Scientists have found further proof that prehistoric humans populated Australia and New Guinea roughly 25,000 years before they migrated to the neighboring islands of Melanesia. Call it a gut feeling.
The new evidence comes from the DNA of Helicobacter pylori, a parasite that makes its home in the human gastrointestinal tract. People who live in developing countries without access to modern medicines are most likely to harbor the bacteria, which can cause ulcers and stomach cancer.
Population geneticists have previously used human DNA to trace our ancestors’ migration out of Africa. They rely on the fact that DNA acquires tiny changes over time that are passed from generation to generation. Each time a small band of pioneers leaves the main group and ventures into new territory, it develops its own distinct pattern of genetic mutations. By comparing those patterns in people alive today, scientists can reconstruct the path taken by humans as they spread out around the world.
This time, researchers focused their attention on H. pylori. The bacteria was already well established in the human gut when the first explorers left Africa roughly 60,000 years ago. Molecular biologist Mark Achtman and his colleagues figured its evolution should mirror that of its Homo sapien hosts.
“It was obvious that this would work,” said Achtman, who has appointments at the Max Planck Institute for Infection Biology in Berlin and the Environmental Research Institute at University College Cork in Ireland.
The research team gathered 212 H. pylori specimens from gastric biopsies or mucus samples provided by indigenous people in Taiwan, Australia, New Guinea and the Melanesian islands of New Caledonia in the southwest Pacific. Those samples yielded 196 distinct haplotypes –- blocks of DNA that are inherited together –- which the scientists used to track the bacteria’s ancestry.
Fifty of the haplotypes belong to a family called hpSahul, which is common among Australian aborigines and the highlanders of New Guinea.

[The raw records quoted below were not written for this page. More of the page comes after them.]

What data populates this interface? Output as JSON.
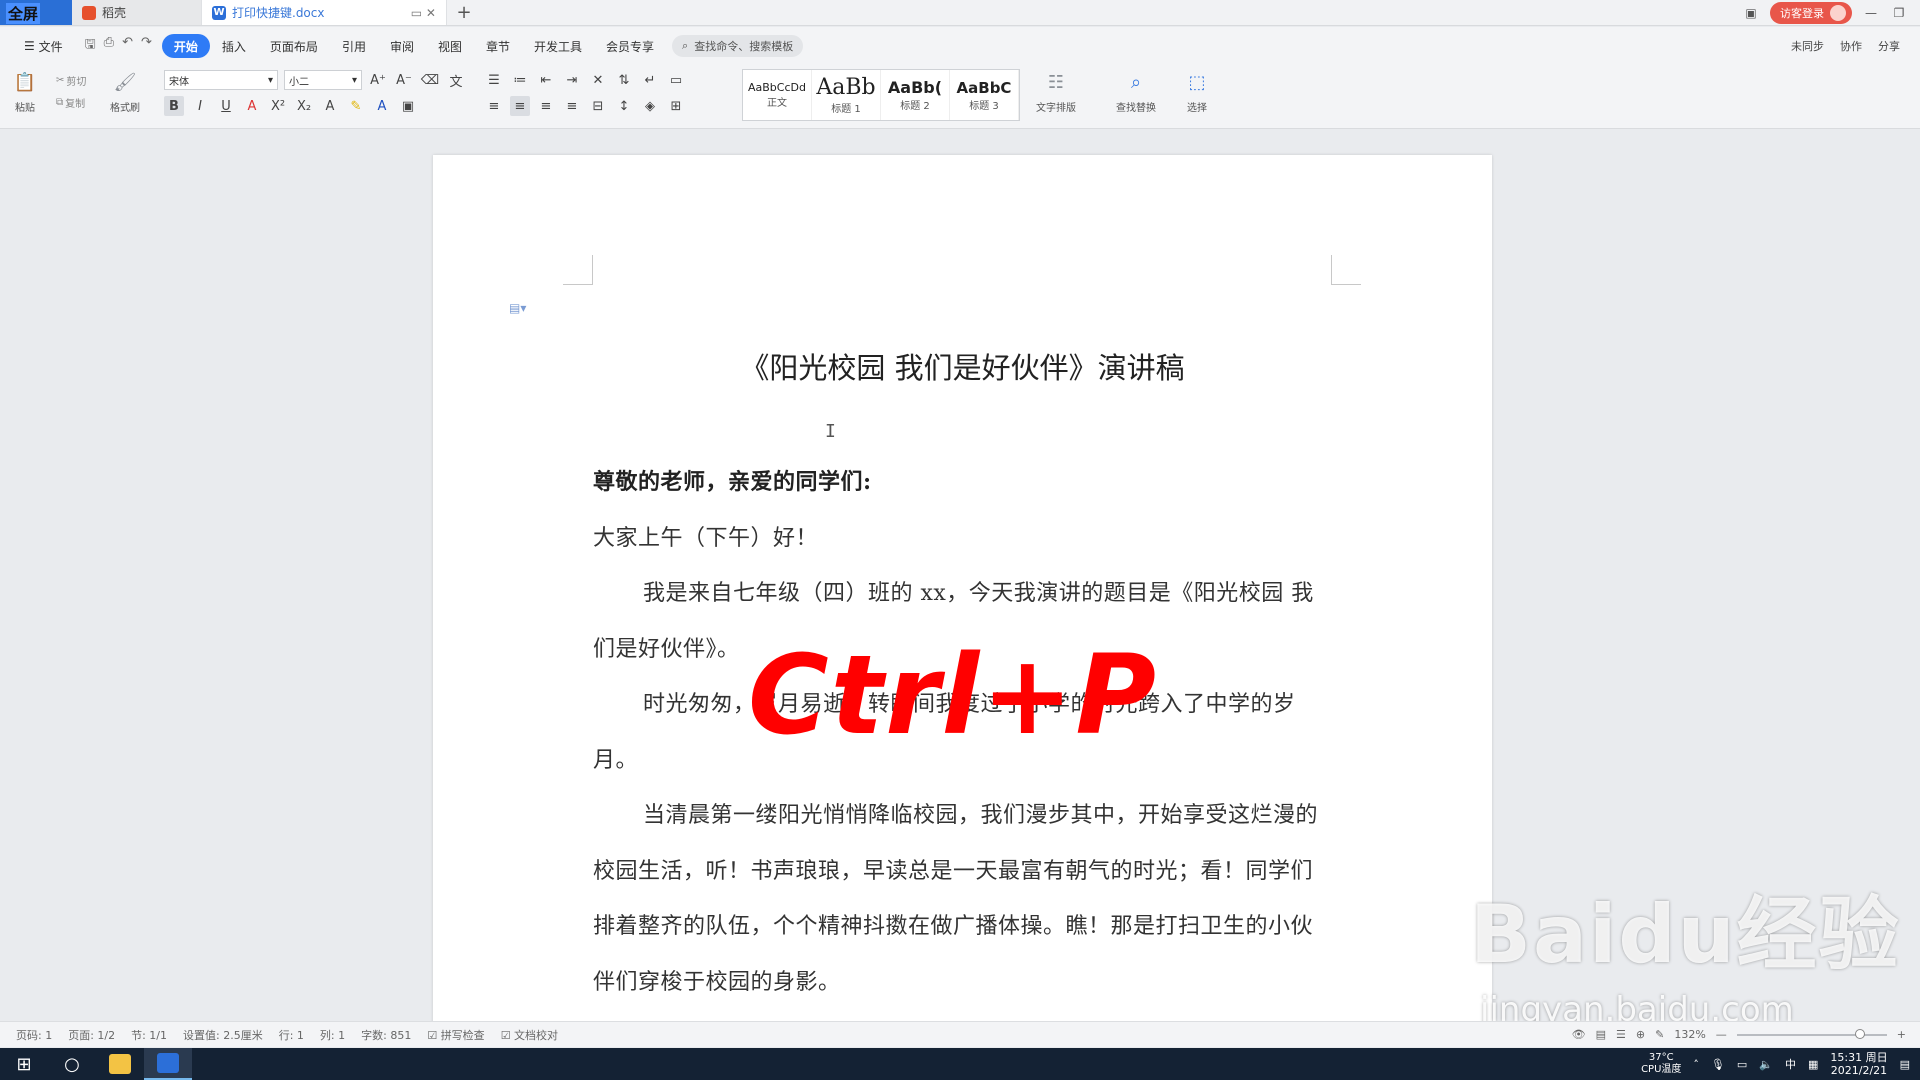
{
  "titlebar": {
    "home_label": "全屏",
    "tabs": [
      {
        "label": "稻壳",
        "icon": "wps-docer-icon"
      },
      {
        "label": "打印快捷键.docx",
        "icon": "wps-writer-icon"
      }
    ],
    "new_tab": "+",
    "login_label": "访客登录"
  },
  "menu": {
    "file_label": "文件",
    "tabs": [
      "开始",
      "插入",
      "页面布局",
      "引用",
      "审阅",
      "视图",
      "章节",
      "开发工具",
      "会员专享"
    ],
    "active_tab": "开始",
    "search_placeholder": "查找命令、搜索模板",
    "right": {
      "sync": "未同步",
      "collab": "协作",
      "share": "分享"
    }
  },
  "ribbon": {
    "paste": "粘贴",
    "cut": "剪切",
    "copy": "复制",
    "format_painter": "格式刷",
    "font_name": "宋体",
    "font_size": "小二",
    "styles": [
      {
        "preview": "AaBbCcDd",
        "name": "正文"
      },
      {
        "preview": "AaBb",
        "name": "标题 1"
      },
      {
        "preview": "AaBb(",
        "name": "标题 2"
      },
      {
        "preview": "AaBbC",
        "name": "标题 3"
      }
    ],
    "text_layout": "文字排版",
    "find_replace": "查找替换",
    "select": "选择"
  },
  "document": {
    "title": "《阳光校园  我们是好伙伴》演讲稿",
    "greeting": "尊敬的老师，亲爱的同学们:",
    "paragraphs": [
      "大家上午（下午）好！",
      "我是来自七年级（四）班的 xx，今天我演讲的题目是《阳光校园  我们是好伙伴》。",
      "时光匆匆，岁月易逝，转眼间我度过了小学的时光跨入了中学的岁月。",
      "当清晨第一缕阳光悄悄降临校园，我们漫步其中，开始享受这烂漫的校园生活，听！书声琅琅，早读总是一天最富有朝气的时光；看！同学们排着整齐的队伍，个个精神抖擞在做广播体操。瞧！那是打扫卫生的小伙伴们穿梭于校园的身影。"
    ]
  },
  "overlay": {
    "shortcut": "Ctrl+P",
    "color": "#ff0000"
  },
  "watermark": {
    "brand": "Baidu经验",
    "url": "jingyan.baidu.com"
  },
  "statusbar": {
    "page": "页码: 1",
    "pages": "页面: 1/2",
    "section": "节: 1/1",
    "setting": "设置值: 2.5厘米",
    "row": "行: 1",
    "col": "列: 1",
    "words": "字数: 851",
    "spellcheck": "拼写检查",
    "proofread": "文档校对",
    "zoom": "132%"
  },
  "taskbar": {
    "temp": "37°C",
    "cpu": "CPU温度",
    "ime": "中",
    "time": "15:31 周日",
    "date": "2021/2/21"
  }
}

By comparing those haplotypes to versions of H. pylori in Asia, the researchers were able to determine that the humans who carry hpSahul today branched off from their mainland Asian forebears between 31,000 and 37,000 years ago.

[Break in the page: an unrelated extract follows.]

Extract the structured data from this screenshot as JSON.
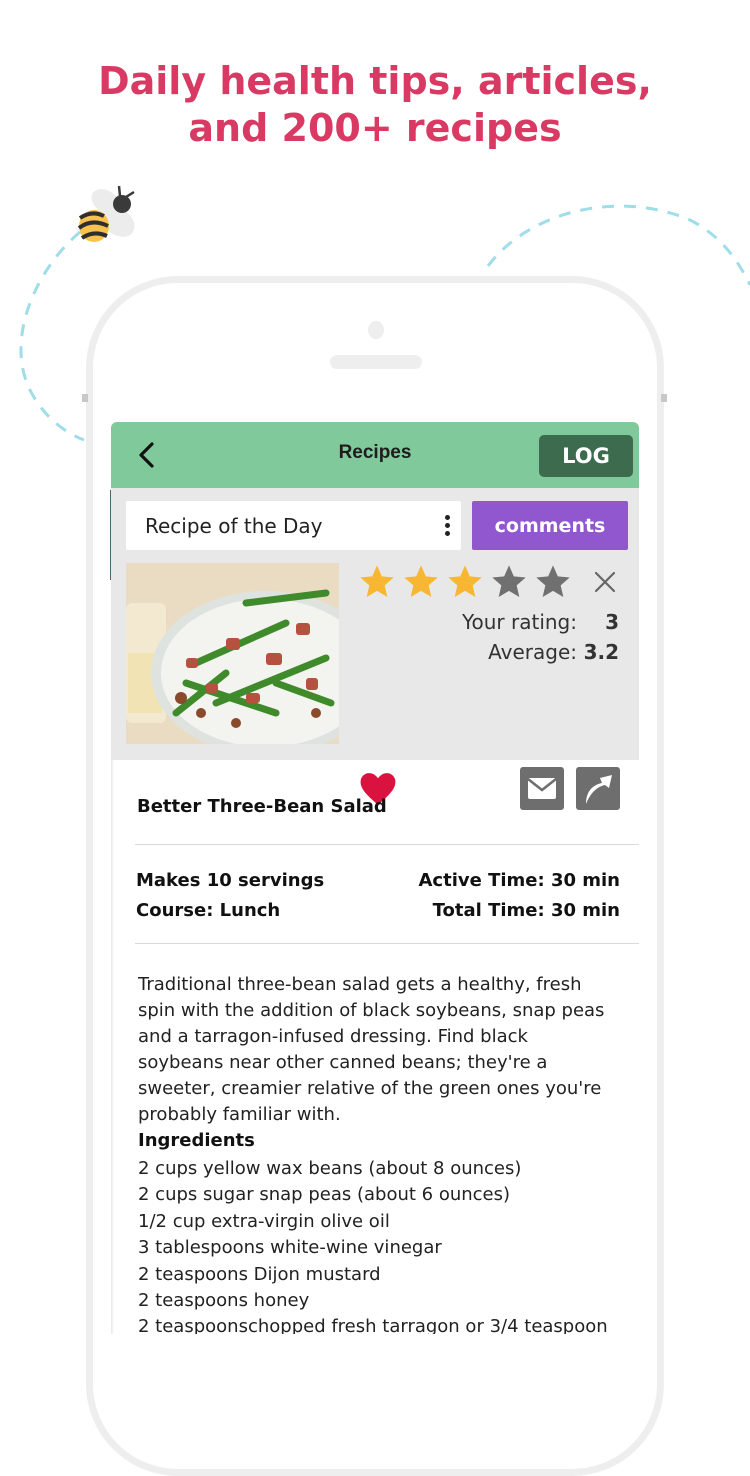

An additional 54 of the bacteria haplotypes were part of a family called hspMaori, which was found in native Taiwanese, Melanesians and Polynesians in New Caledonia.
The researchers surmised that if the islands were populated by people from Taiwan, the hspMaori versions of H. pylori would be pervasive and most diverse among native Taiwanese. They studied samples from members of five of the six aboriginal tribes in Taiwan and found that both of their predictions were true.

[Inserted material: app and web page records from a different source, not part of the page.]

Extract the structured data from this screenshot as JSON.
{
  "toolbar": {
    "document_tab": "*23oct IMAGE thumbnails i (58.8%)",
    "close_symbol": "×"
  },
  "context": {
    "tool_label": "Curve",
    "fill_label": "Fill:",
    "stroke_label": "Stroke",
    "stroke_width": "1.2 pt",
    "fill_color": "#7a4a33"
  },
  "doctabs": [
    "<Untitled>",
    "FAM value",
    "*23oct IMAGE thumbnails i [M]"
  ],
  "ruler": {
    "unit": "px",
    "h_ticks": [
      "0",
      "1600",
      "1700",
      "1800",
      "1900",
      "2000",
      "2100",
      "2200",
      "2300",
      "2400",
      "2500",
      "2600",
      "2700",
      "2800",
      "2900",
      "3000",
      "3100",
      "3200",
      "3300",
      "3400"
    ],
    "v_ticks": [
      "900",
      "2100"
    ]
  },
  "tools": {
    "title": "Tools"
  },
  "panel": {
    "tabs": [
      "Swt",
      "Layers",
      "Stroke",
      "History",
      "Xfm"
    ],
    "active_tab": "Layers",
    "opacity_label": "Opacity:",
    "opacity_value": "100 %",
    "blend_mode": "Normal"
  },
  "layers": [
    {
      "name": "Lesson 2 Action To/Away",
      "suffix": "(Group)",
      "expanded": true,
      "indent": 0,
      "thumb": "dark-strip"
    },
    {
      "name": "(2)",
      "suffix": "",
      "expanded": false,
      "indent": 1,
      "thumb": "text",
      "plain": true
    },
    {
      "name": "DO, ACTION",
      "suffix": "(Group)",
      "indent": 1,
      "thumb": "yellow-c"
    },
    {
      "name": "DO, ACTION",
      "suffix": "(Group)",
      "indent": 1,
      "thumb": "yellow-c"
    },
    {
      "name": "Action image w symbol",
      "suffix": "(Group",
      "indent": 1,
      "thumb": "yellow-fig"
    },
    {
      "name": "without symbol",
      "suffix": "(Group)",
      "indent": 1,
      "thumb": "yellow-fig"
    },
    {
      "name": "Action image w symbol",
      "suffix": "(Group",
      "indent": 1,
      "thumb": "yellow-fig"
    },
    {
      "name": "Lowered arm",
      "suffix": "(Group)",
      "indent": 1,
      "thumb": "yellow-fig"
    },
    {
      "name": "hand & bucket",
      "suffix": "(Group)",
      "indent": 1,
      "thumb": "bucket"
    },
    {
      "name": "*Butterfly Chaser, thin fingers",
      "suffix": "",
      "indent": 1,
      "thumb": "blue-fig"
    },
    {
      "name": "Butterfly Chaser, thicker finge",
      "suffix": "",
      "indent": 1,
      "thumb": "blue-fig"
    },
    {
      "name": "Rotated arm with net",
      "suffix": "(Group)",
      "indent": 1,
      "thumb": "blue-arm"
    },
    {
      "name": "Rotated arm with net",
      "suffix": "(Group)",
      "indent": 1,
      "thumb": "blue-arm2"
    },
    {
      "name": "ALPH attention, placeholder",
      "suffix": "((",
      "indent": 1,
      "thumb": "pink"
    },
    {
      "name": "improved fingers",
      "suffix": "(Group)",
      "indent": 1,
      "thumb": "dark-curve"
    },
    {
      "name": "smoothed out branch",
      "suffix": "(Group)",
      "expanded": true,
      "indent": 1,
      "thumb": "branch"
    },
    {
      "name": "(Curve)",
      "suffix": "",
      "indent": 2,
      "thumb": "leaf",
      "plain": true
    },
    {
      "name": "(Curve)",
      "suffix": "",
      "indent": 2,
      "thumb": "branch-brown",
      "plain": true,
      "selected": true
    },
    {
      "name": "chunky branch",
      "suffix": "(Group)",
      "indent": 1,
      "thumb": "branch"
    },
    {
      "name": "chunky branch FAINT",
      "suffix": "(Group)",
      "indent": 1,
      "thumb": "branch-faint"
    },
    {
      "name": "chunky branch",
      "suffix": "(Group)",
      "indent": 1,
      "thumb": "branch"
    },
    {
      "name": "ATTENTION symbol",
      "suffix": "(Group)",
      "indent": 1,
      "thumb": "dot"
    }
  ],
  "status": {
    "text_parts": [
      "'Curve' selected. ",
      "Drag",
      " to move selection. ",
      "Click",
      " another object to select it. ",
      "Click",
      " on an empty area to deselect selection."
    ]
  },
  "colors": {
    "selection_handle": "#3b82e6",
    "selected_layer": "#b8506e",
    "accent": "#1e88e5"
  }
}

The eastward migration from Taiwan to Melanesia occurred about 5,000 years ago, the researchers found. Their results will be published in Friday’s edition of the journal Science.
-- Karen Kaplan